Conversations about unexpected outcomes and disclosing errors can be difficult. To support medical staff, VCH offers a training course that can enhance the communication skills for disclosing clinical errors with honesty, empathy and respect. Participants will also learn to improve their support of team members. This four-hour course is delivered in-person and online, is at no cost to medical staff and eligible for continuing education credits. Learn more and register for upcoming sessions on the LearningHub.
A four-part series about inclusivity and belonging features lived experiences VCH medical staff from the 2SLGBTQIA+ community. Read their stories
Physican-Led Quality Improvement (PLQI) program graduates celebrated another successful completion of QI projects. Read the full story on oneVCH.
Celebrating several VCH women leaders who received awards and recognition for making a difference in health care this year including nurse practitioners Leah Christoff and Lana Moroz and physicians Andrea MacNeill and Elizabeth Bryce. Read the full story on oneVCH.
B.C. has one physician who is fully subspecialized providing services in male infertility and sexual medicine practices, and he practices right here with us. Meet Dr. Ryan Flannigan.
The provincial Health Technology Assessment Committee (HTAC) is looking for submissions to inform its 2023/2024 work plan.

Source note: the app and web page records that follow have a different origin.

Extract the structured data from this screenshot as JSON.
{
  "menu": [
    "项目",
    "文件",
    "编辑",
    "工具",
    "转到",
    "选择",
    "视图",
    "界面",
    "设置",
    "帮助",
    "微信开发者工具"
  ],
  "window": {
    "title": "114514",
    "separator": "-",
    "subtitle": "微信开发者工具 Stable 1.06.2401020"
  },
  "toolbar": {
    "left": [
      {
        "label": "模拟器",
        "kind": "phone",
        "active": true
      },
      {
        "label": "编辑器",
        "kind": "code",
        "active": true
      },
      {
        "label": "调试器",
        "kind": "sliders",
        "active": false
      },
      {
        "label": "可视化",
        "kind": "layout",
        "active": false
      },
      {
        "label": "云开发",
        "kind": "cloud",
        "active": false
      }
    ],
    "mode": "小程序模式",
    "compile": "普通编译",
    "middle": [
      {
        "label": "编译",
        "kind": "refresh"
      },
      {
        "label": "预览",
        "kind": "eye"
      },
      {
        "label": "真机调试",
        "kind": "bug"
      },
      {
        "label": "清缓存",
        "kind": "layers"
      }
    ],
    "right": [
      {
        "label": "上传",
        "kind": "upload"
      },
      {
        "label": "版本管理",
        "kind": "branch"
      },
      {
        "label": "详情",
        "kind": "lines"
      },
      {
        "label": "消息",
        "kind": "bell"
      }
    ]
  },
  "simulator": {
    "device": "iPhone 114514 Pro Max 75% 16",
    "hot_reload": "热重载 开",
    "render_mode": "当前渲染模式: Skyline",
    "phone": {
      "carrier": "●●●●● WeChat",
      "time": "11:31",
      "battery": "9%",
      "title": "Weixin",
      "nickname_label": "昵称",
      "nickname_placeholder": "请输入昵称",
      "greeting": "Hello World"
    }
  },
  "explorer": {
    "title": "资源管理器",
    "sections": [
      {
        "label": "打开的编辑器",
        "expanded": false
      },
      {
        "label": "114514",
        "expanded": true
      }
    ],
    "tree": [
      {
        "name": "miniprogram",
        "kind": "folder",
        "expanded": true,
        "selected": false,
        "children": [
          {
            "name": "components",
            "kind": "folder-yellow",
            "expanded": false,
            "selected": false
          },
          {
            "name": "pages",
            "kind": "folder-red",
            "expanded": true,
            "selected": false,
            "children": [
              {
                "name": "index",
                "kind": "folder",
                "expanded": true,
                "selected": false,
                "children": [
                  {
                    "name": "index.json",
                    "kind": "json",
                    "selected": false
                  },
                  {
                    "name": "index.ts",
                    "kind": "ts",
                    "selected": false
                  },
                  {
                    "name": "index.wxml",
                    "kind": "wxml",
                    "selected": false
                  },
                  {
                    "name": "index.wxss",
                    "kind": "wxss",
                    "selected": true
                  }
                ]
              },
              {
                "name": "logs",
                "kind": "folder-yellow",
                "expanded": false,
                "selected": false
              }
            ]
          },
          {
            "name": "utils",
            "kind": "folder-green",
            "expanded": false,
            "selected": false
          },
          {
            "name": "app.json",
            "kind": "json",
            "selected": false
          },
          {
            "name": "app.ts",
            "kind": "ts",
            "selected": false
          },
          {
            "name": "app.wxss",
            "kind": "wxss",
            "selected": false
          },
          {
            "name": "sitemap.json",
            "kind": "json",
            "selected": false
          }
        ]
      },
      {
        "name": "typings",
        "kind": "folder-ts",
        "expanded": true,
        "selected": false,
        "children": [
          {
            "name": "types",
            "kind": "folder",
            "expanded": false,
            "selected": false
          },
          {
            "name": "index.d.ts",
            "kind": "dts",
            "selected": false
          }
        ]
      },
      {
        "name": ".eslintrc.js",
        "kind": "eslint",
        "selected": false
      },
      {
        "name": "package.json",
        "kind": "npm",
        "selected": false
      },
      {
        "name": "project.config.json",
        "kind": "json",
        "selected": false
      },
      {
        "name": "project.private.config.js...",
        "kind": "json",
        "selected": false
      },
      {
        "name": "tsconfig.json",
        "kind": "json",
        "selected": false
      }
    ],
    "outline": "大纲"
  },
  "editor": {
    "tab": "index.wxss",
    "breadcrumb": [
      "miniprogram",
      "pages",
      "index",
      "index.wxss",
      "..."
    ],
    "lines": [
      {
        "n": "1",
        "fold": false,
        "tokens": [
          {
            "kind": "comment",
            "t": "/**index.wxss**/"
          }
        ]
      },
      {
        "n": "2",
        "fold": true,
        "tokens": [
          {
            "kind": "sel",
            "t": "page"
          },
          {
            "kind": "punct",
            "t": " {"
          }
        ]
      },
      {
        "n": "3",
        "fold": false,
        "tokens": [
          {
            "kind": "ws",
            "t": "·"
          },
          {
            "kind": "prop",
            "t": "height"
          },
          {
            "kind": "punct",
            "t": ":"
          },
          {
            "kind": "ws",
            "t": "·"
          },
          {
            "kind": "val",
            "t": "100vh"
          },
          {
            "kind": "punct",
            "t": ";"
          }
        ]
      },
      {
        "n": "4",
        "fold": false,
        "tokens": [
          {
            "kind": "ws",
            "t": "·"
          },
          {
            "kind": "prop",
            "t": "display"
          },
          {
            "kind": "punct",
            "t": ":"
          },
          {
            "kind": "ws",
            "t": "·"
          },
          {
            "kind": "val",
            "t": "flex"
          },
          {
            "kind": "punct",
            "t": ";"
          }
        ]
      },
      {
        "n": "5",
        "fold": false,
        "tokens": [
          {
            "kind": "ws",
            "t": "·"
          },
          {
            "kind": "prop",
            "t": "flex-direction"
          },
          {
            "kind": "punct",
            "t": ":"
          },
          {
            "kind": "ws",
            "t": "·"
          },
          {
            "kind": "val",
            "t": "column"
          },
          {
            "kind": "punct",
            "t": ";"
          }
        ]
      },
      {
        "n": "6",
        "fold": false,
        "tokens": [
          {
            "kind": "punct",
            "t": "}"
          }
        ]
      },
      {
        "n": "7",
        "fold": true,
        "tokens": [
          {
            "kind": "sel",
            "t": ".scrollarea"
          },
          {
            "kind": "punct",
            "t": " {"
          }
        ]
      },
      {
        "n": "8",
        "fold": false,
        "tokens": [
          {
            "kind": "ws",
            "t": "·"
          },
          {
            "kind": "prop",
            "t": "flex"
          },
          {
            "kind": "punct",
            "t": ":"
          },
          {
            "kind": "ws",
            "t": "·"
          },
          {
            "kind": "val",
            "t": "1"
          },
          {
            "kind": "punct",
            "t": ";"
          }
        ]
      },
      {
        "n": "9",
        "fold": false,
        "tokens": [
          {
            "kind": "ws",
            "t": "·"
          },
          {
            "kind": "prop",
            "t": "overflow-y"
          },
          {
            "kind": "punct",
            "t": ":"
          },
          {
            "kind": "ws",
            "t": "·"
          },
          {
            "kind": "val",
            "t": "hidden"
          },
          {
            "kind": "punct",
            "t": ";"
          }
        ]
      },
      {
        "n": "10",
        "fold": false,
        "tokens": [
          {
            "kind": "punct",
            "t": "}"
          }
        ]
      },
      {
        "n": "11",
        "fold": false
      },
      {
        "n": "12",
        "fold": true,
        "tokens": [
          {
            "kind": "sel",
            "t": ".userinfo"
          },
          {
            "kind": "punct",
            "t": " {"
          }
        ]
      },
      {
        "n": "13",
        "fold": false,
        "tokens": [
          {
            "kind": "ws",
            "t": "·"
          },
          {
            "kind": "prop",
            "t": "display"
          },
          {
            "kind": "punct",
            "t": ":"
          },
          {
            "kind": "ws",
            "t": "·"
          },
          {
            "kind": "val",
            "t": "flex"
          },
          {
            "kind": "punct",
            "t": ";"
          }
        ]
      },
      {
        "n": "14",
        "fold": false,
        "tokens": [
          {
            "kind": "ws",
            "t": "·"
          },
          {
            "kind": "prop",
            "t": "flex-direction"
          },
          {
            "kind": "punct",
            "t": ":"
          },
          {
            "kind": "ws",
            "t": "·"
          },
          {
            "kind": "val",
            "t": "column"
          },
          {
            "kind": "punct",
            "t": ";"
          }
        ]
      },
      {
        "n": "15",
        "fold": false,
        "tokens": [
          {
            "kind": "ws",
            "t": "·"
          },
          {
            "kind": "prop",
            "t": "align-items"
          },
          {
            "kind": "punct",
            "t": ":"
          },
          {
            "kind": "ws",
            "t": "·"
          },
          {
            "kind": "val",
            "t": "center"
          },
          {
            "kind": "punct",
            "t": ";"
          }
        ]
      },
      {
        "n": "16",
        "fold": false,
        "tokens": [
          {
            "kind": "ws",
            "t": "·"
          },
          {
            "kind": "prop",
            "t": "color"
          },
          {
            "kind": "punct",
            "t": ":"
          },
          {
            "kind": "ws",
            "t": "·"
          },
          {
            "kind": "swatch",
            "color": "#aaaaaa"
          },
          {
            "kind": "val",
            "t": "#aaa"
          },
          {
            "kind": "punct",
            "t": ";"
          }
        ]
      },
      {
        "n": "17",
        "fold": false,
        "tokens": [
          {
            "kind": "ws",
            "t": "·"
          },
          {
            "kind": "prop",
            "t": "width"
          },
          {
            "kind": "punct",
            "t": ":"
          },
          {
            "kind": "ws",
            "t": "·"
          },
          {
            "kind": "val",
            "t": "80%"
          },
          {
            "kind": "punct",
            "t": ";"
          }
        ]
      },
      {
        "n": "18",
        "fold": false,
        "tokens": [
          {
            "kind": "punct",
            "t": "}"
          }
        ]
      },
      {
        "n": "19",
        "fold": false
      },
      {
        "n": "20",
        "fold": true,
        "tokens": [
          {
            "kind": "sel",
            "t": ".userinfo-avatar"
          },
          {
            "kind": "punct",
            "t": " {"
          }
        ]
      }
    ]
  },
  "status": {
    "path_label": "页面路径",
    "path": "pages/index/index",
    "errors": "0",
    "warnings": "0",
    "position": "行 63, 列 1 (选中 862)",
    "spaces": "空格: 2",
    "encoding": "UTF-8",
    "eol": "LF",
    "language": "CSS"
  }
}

The process provides evidence-informed advice about which devices, diagnostics, medical procedures, or programs should receive funding in the province. Some examples of recently assessed topics include neuromodulation for cancer and non-cancer pain and deep brain stimulation for advanced Parkinson's disease.
If you are aware of any:
For assistance in completing the nomination form, contact firstname.lastname@example.org or click here.
Thank you to everyone who participated in a focus group, interview and/or the survey to provide input on the medical staff website. Your feedback is greatly appreciated and will influence changes to the website project, which we are currently in the second phase of planning. Read the full report of findings.
Congratulations to the winner of the prize draw, Dr. Nicola Hahn, for winning a pair of AirPods Pro!
Launched in early 2020 as a team messaging service, the VCH COVID-19 Slack Site enabled VCH medical staff to receive timely COVID-19 information, to ask questions, hold discussions and support one another in a dedicated space. As the site usage has significantly decreased, it will be decommissioned on October 15th, 2022. We thank you for your participation that made this site a success.
Health Authority Medical Advisory Committee (HAMAC) Highlights
HAMAC hosted its first of two educational workshops this year. The workshop was to help medical leaders understand stigma to enable them to improve the system of care, as well to dialogue on social and structural stigma with a focus on mental health and substance use. Read the July 2022 HAMAC Highlights.
This resource helps explain how the College expects physicians and surgeons to incorporate Indigenous cultural safety, cultural humility and anti-racism into their practice. Learn more.